Reaping the Benefits of Drones

Since large scale farms and plantations in Brazil can spread thousands of hectares in size, spraying crops by plane was one of the main options adopted by farm owners. However, the service price of traditional helicopters and fixed-wing aircraft is too expensive for many farmers to afford.

After receiving training in agricultural aviation, Regina decided to throw herself into the aerial application of “low volume spraying” and “ultra-low volume spraying”, which refers to the solution of using small amount of chemical to treat a large area. She had been searching for new technology that can spray larger fields at high accuracy, but with lower service costs.

The social values of such technology, such as improving crop yields and reducing chemical pollution, were well recognised by Regina. When given the promising work opportunity of her family farm, she turned down the tempting offer and, instead, set up her own company Anáhata to provide Brazilian farmers with precision crop protection solutions.

Then it was during her visit to an agricultural machinery trade show, when Regina met XAG’s farming drone that could fulfil the application of ultra-low volume spraying. “What attracted me most is its rotary atomisers, which can produce fine droplets and spray crops at variable rate, for example, 1 litre per hectare,” she said.

Serving Culturally Diverse Farmers

To better understand the practical use of drone, Regina rented an XAG agricultural drone from Megadrone Brazil and put it into the trial of a pest-ravished cotton field. It turned out that the autonomous drone was successful in defeating boll weevils. Flying on the preset route and simply controlled via a smart phone, the drone sprayed the cotton crops thoroughly only with minimal use of pesticides.

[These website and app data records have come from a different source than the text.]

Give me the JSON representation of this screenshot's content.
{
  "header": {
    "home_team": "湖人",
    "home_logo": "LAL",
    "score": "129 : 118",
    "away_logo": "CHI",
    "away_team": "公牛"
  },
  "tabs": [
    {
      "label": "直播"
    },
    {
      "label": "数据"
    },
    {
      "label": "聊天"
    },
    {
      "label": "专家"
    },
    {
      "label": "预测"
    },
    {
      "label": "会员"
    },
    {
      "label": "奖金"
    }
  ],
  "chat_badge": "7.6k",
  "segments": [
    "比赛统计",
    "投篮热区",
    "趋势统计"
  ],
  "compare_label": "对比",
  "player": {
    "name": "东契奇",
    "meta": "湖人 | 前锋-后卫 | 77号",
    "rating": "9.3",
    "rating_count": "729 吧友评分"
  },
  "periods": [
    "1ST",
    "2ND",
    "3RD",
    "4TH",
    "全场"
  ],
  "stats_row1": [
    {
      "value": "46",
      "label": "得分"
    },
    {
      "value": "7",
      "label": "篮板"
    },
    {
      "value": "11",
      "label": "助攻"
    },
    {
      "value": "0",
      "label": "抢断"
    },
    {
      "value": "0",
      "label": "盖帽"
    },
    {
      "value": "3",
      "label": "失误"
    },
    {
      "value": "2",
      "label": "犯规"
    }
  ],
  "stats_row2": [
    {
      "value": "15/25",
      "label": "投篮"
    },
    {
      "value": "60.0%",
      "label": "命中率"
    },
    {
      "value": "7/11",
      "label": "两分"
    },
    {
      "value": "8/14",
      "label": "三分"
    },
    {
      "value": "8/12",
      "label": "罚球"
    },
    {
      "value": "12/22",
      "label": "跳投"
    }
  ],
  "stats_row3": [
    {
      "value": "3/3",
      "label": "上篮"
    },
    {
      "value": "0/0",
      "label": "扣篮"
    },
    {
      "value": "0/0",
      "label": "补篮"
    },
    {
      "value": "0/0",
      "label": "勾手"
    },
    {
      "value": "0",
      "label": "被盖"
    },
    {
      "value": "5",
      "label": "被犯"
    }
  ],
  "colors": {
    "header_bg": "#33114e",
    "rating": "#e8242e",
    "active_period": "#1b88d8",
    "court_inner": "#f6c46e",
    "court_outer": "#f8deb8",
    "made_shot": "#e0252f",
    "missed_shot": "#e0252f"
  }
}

As her ideas brought to life, Regina invested in more drones to serve the growing needs of farmers at affordable price. Coming from different cultural backgrounds, her customers include large farm owners, as well as smallholders who grow grape, citrus, coffee, and other cash crops.

With her business getting on track in just one year, much faster than expected, the company started to making profits and collaborated with the locally famous agricultural cooperatives, including the Regional Cooperative of Coffee Growers (Cooxupé) and Fundercitrus, a professional association on sustainable development of the citrus industry.

Up to now, Regina’s company has become the service provider to 15 large-scale farms, managing over 1,100 hectares of plantation fields. “Empowered with agronomic science and drone technology, I believe we can bridge the gap between farmers from different backgrounds and diverse cultures, who share the same goal to cultivate good foods.”